Data records for software interfaces:
▽

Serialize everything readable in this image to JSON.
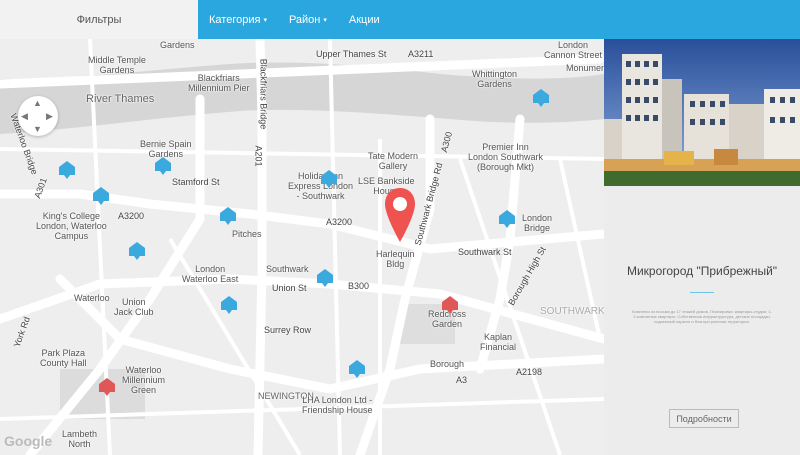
{
  "header": {
    "filters_label": "Фильтры",
    "nav": [
      {
        "label": "Категория",
        "has_caret": true
      },
      {
        "label": "Район",
        "has_caret": true
      },
      {
        "label": "Акции",
        "has_caret": false
      }
    ]
  },
  "map": {
    "labels": {
      "gardens_top": "Gardens",
      "middle_temple": "Middle Temple\nGardens",
      "blackfriars": "Blackfriars\nMillennium Pier",
      "upper_thames": "Upper Thames St",
      "a3211": "A3211",
      "cannon_street": "London\nCannon Street",
      "monument": "Monument",
      "river_thames": "River Thames",
      "whittington": "Whittington\nGardens",
      "waterloo_bridge": "Waterloo Bridge",
      "blackfriars_bridge": "Blackfriars Bridge",
      "bernie_spain": "Bernie Spain\nGardens",
      "tate_modern": "Tate Modern\nGallery",
      "premier_inn": "Premier Inn\nLondon Southwark\n(Borough Mkt)",
      "holiday_inn": "Holiday Inn\nExpress London\n- Southwark",
      "lse": "LSE Bankside\nHouse",
      "kings_college": "King's College\nLondon, Waterloo\nCampus",
      "stamford": "Stamford St",
      "a3200": "A3200",
      "pitches": "Pitches",
      "london_bridge": "London\nBridge",
      "harlequin": "Harlequin\nBldg",
      "southwark_st": "Southwark St",
      "southwark_bridge_rd": "Southwark Bridge Rd",
      "london_waterloo_east": "London\nWaterloo East",
      "southwark_stn": "Southwark",
      "union_st": "Union St",
      "b300": "B300",
      "waterloo": "Waterloo",
      "union_jack": "Union\nJack Club",
      "redcross": "Redcross\nGarden",
      "kaplan": "Kaplan\nFinancial",
      "borough_high": "Borough High St",
      "park_plaza": "Park Plaza\nCounty Hall",
      "waterloo_millennium": "Waterloo\nMillennium\nGreen",
      "surrey_row": "Surrey Row",
      "borough": "Borough",
      "a2198": "A2198",
      "newington": "NEWINGTON",
      "lha": "LHA London Ltd -\nFriendship House",
      "lambeth_north": "Lambeth\nNorth",
      "a3": "A3",
      "a201": "A201",
      "a300": "A300",
      "a301": "A301",
      "southwark_district": "SOUTHWARK",
      "york_rd": "York Rd",
      "google": "Google"
    }
  },
  "panel": {
    "title": "Микрогород \"Прибрежный\"",
    "description": "Комплекс из восьми до 17 этажей домов. Планировки: квартиры-студии, 1-3 комнатные квартиры. Собственная инфраструктура, детские площадки, подземный паркинг и благоустроенная территория.",
    "details_button": "Подробности"
  },
  "colors": {
    "topbar": "#2aa7df",
    "pin_blue": "#3aa9de",
    "pin_red": "#e05757",
    "accent_line": "#6fc3e7"
  }
}
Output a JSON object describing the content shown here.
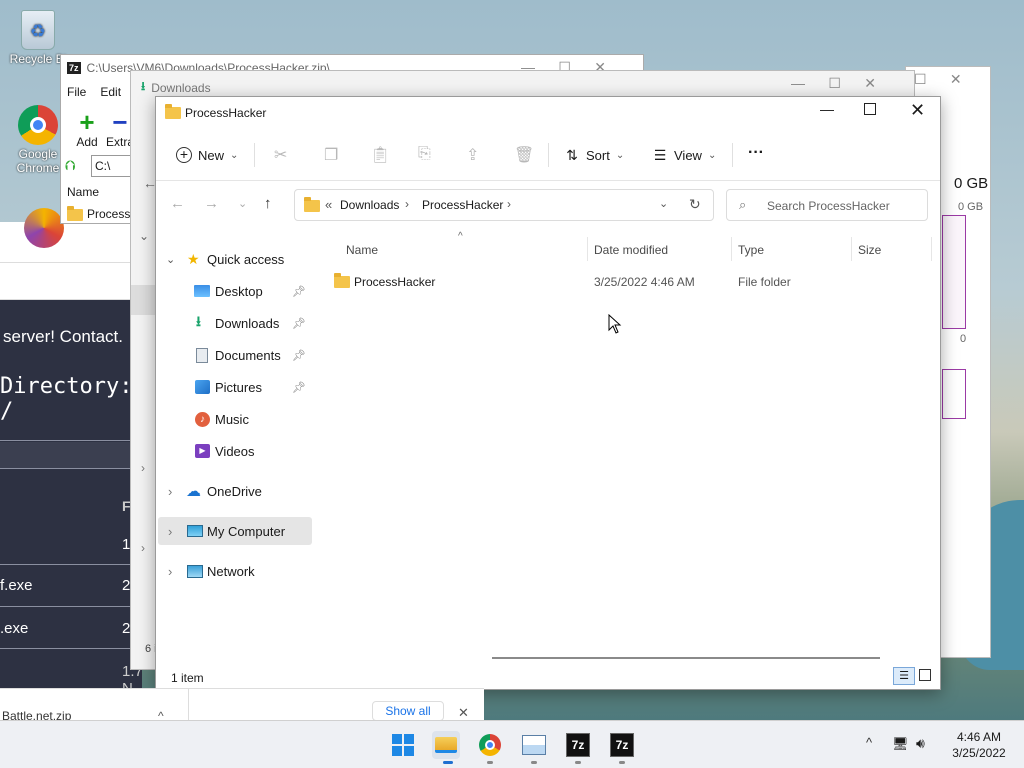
{
  "desktop": {
    "icons": [
      {
        "label": "Recycle Bi"
      },
      {
        "label": "Google Chrome"
      }
    ]
  },
  "sevenzip": {
    "title": "C:\\Users\\VM6\\Downloads\\ProcessHacker.zip\\",
    "menu": [
      "File",
      "Edit"
    ],
    "toolbar": [
      "Add",
      "Extra"
    ],
    "path": "C:\\",
    "col_name": "Name",
    "row": "ProcessH"
  },
  "downloads_window": {
    "title": "Downloads",
    "side_text": "6 i"
  },
  "taskman": {
    "gb1": "0 GB",
    "gb2": "0 GB",
    "zero": "0"
  },
  "browser": {
    "line1": "server! Contact.",
    "line2": "Directory: /",
    "col": "F",
    "rows": [
      {
        "name": "",
        "val": "1"
      },
      {
        "name": "f.exe",
        "val": "2"
      },
      {
        "name": ".exe",
        "val": "2"
      },
      {
        "name": "",
        "val": "1.7 N"
      }
    ],
    "download_bar": {
      "file": "Battle.net.zip",
      "show_all": "Show all"
    }
  },
  "explorer": {
    "title": "ProcessHacker",
    "toolbar": {
      "new": "New",
      "sort": "Sort",
      "view": "View",
      "more": "···"
    },
    "breadcrumb": {
      "prefix": "«",
      "items": [
        "Downloads",
        "ProcessHacker"
      ]
    },
    "search_placeholder": "Search ProcessHacker",
    "nav": {
      "quick_access": "Quick access",
      "items": [
        "Desktop",
        "Downloads",
        "Documents",
        "Pictures",
        "Music",
        "Videos"
      ],
      "onedrive": "OneDrive",
      "my_computer": "My Computer",
      "network": "Network"
    },
    "columns": {
      "name": "Name",
      "date": "Date modified",
      "type": "Type",
      "size": "Size"
    },
    "files": [
      {
        "name": "ProcessHacker",
        "date": "3/25/2022 4:46 AM",
        "type": "File folder",
        "size": ""
      }
    ],
    "status": "1 item"
  },
  "taskbar": {
    "apps": [
      "Start",
      "File Explorer",
      "Google Chrome",
      "Task Manager",
      "7z",
      "7z"
    ],
    "time": "4:46 AM",
    "date": "3/25/2022"
  },
  "colors": {
    "accent": "#0067c0",
    "folder": "#f4c44a",
    "selected": "#e5e5e5"
  }
}
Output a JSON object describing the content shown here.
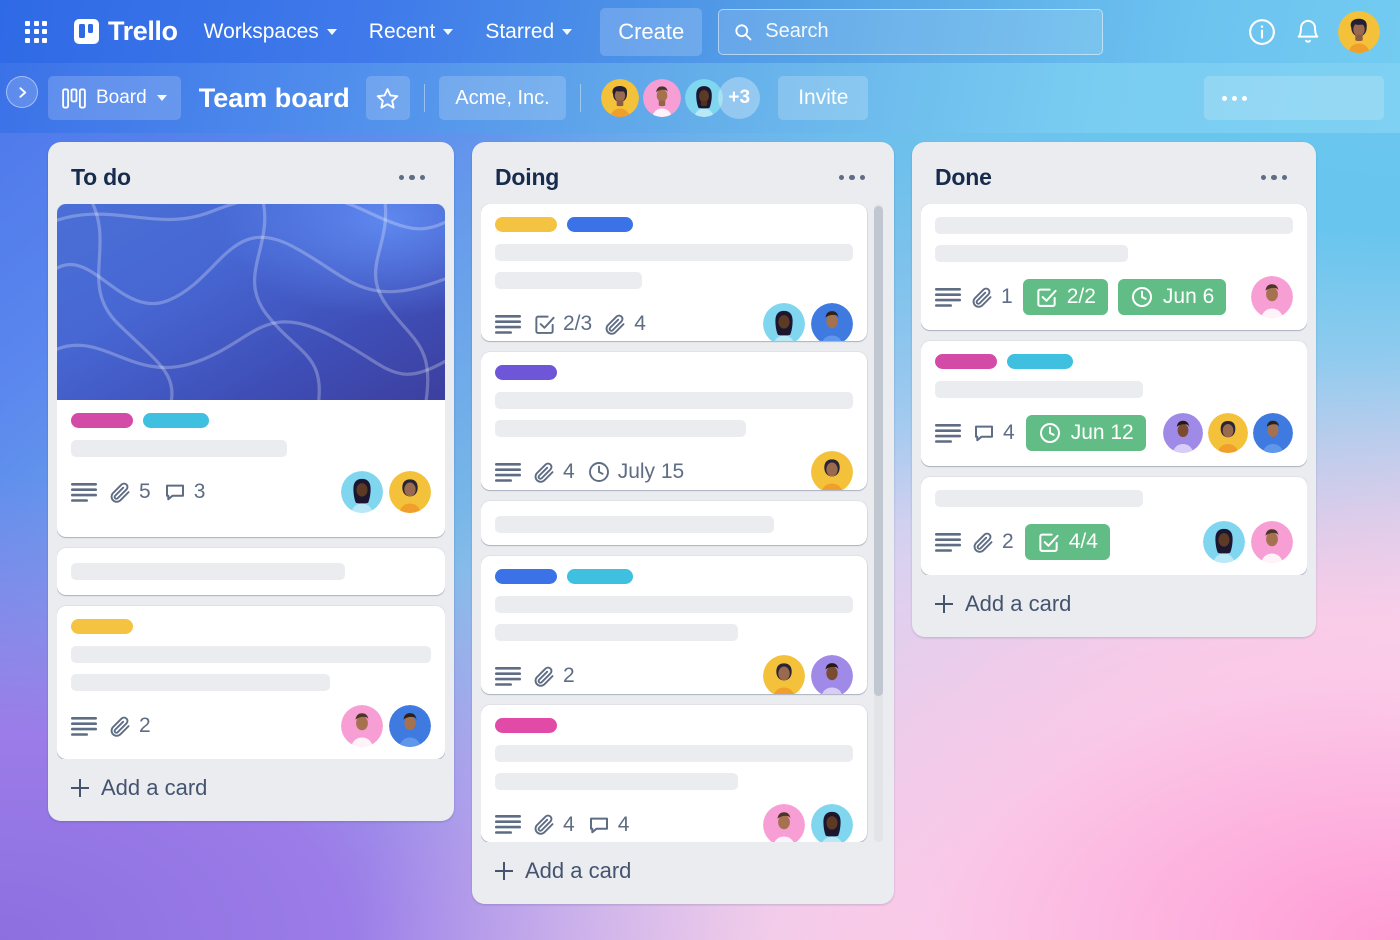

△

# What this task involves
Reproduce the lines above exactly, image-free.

# Result
Serialize everything readable in this image to JSON.
{
  "header": {
    "filters_label": "Фильтры",
    "nav": [
      {
        "label": "Категория",
        "has_caret": true
      },
      {
        "label": "Район",
        "has_caret": true
      },
      {
        "label": "Акции",
        "has_caret": false
      }
    ]
  },
  "map": {
    "labels": {
      "gardens_top": "Gardens",
      "middle_temple": "Middle Temple\nGardens",
      "blackfriars": "Blackfriars\nMillennium Pier",
      "upper_thames": "Upper Thames St",
      "a3211": "A3211",
      "cannon_street": "London\nCannon Street",
      "monument": "Monument",
      "river_thames": "River Thames",
      "whittington": "Whittington\nGardens",
      "waterloo_bridge": "Waterloo Bridge",
      "blackfriars_bridge": "Blackfriars Bridge",
      "bernie_spain": "Bernie Spain\nGardens",
      "tate_modern": "Tate Modern\nGallery",
      "premier_inn": "Premier Inn\nLondon Southwark\n(Borough Mkt)",
      "holiday_inn": "Holiday Inn\nExpress London\n- Southwark",
      "lse": "LSE Bankside\nHouse",
      "kings_college": "King's College\nLondon, Waterloo\nCampus",
      "stamford": "Stamford St",
      "a3200": "A3200",
      "pitches": "Pitches",
      "london_bridge": "London\nBridge",
      "harlequin": "Harlequin\nBldg",
      "southwark_st": "Southwark St",
      "southwark_bridge_rd": "Southwark Bridge Rd",
      "london_waterloo_east": "London\nWaterloo East",
      "southwark_stn": "Southwark",
      "union_st": "Union St",
      "b300": "B300",
      "waterloo": "Waterloo",
      "union_jack": "Union\nJack Club",
      "redcross": "Redcross\nGarden",
      "kaplan": "Kaplan\nFinancial",
      "borough_high": "Borough High St",
      "park_plaza": "Park Plaza\nCounty Hall",
      "waterloo_millennium": "Waterloo\nMillennium\nGreen",
      "surrey_row": "Surrey Row",
      "borough": "Borough",
      "a2198": "A2198",
      "newington": "NEWINGTON",
      "lha": "LHA London Ltd -\nFriendship House",
      "lambeth_north": "Lambeth\nNorth",
      "a3": "A3",
      "a201": "A201",
      "a300": "A300",
      "a301": "A301",
      "southwark_district": "SOUTHWARK",
      "york_rd": "York Rd",
      "google": "Google"
    }
  },
  "panel": {
    "title": "Микрогород \"Прибрежный\"",
    "description": "Комплекс из восьми до 17 этажей домов. Планировки: квартиры-студии, 1-3 комнатные квартиры. Собственная инфраструктура, детские площадки, подземный паркинг и благоустроенная территория.",
    "details_button": "Подробности"
  },
  "colors": {
    "topbar": "#2aa7df",
    "pin_blue": "#3aa9de",
    "pin_red": "#e05757",
    "accent_line": "#6fc3e7"
  }
}
Output a JSON object describing the content shown here.
{
  "desktop": {
    "icons": [
      {
        "label": "Recycle Bi"
      },
      {
        "label": "Google Chrome"
      }
    ]
  },
  "sevenzip": {
    "title": "C:\\Users\\VM6\\Downloads\\ProcessHacker.zip\\",
    "menu": [
      "File",
      "Edit"
    ],
    "toolbar": [
      "Add",
      "Extra"
    ],
    "path": "C:\\",
    "col_name": "Name",
    "row": "ProcessH"
  },
  "downloads_window": {
    "title": "Downloads",
    "side_text": "6 i"
  },
  "taskman": {
    "gb1": "0 GB",
    "gb2": "0 GB",
    "zero": "0"
  },
  "browser": {
    "line1": "server! Contact.",
    "line2": "Directory: /",
    "col": "F",
    "rows": [
      {
        "name": "",
        "val": "1"
      },
      {
        "name": "f.exe",
        "val": "2"
      },
      {
        "name": ".exe",
        "val": "2"
      },
      {
        "name": "",
        "val": "1.7 N"
      }
    ],
    "download_bar": {
      "file": "Battle.net.zip",
      "show_all": "Show all"
    }
  },
  "explorer": {
    "title": "ProcessHacker",
    "toolbar": {
      "new": "New",
      "sort": "Sort",
      "view": "View",
      "more": "···"
    },
    "breadcrumb": {
      "prefix": "«",
      "items": [
        "Downloads",
        "ProcessHacker"
      ]
    },
    "search_placeholder": "Search ProcessHacker",
    "nav": {
      "quick_access": "Quick access",
      "items": [
        "Desktop",
        "Downloads",
        "Documents",
        "Pictures",
        "Music",
        "Videos"
      ],
      "onedrive": "OneDrive",
      "my_computer": "My Computer",
      "network": "Network"
    },
    "columns": {
      "name": "Name",
      "date": "Date modified",
      "type": "Type",
      "size": "Size"
    },
    "files": [
      {
        "name": "ProcessHacker",
        "date": "3/25/2022 4:46 AM",
        "type": "File folder",
        "size": ""
      }
    ],
    "status": "1 item"
  },
  "taskbar": {
    "apps": [
      "Start",
      "File Explorer",
      "Google Chrome",
      "Task Manager",
      "7z",
      "7z"
    ],
    "time": "4:46 AM",
    "date": "3/25/2022"
  },
  "colors": {
    "accent": "#0067c0",
    "folder": "#f4c44a",
    "selected": "#e5e5e5"
  }
}
Output a JSON object describing the content shown here.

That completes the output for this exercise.